[Opening DATA section]
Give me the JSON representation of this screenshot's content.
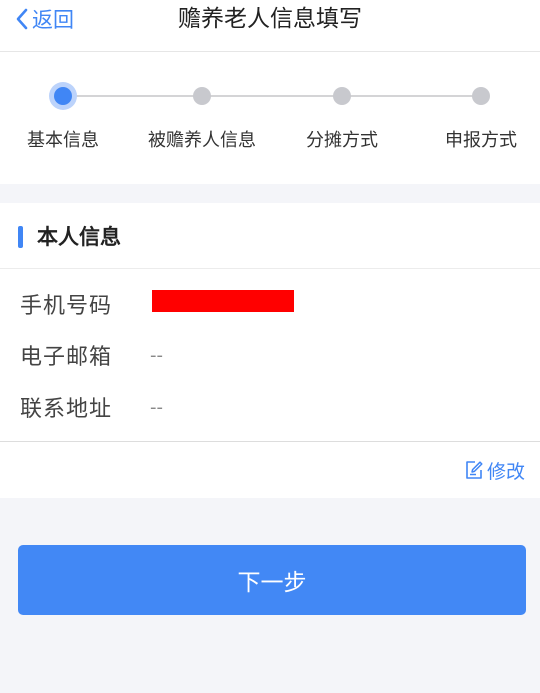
{
  "nav": {
    "back_label": "返回",
    "title": "赡养老人信息填写"
  },
  "stepper": {
    "steps": [
      {
        "label": "基本信息",
        "active": true
      },
      {
        "label": "被赡养人信息",
        "active": false
      },
      {
        "label": "分摊方式",
        "active": false
      },
      {
        "label": "申报方式",
        "active": false
      }
    ]
  },
  "section": {
    "title": "本人信息"
  },
  "fields": [
    {
      "label": "手机号码",
      "value": ""
    },
    {
      "label": "电子邮箱",
      "value": "--"
    },
    {
      "label": "联系地址",
      "value": "--"
    }
  ],
  "edit_label": "修改",
  "next_button_label": "下一步",
  "colors": {
    "accent": "#4086f5",
    "redaction": "#ff0000",
    "inactive_dot": "#c8c9ce"
  },
  "icons": {
    "back": "chevron-left-icon",
    "edit": "edit-icon"
  }
}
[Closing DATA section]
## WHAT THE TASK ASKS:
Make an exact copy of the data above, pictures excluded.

## SOLVED PROBLEM:
Give me the JSON representation of this screenshot's content.
{
  "nav": {
    "back_label": "返回",
    "title": "赡养老人信息填写"
  },
  "stepper": {
    "steps": [
      {
        "label": "基本信息",
        "active": true
      },
      {
        "label": "被赡养人信息",
        "active": false
      },
      {
        "label": "分摊方式",
        "active": false
      },
      {
        "label": "申报方式",
        "active": false
      }
    ]
  },
  "section": {
    "title": "本人信息"
  },
  "fields": [
    {
      "label": "手机号码",
      "value": ""
    },
    {
      "label": "电子邮箱",
      "value": "--"
    },
    {
      "label": "联系地址",
      "value": "--"
    }
  ],
  "edit_label": "修改",
  "next_button_label": "下一步",
  "colors": {
    "accent": "#4086f5",
    "redaction": "#ff0000",
    "inactive_dot": "#c8c9ce"
  },
  "icons": {
    "back": "chevron-left-icon",
    "edit": "edit-icon"
  }
}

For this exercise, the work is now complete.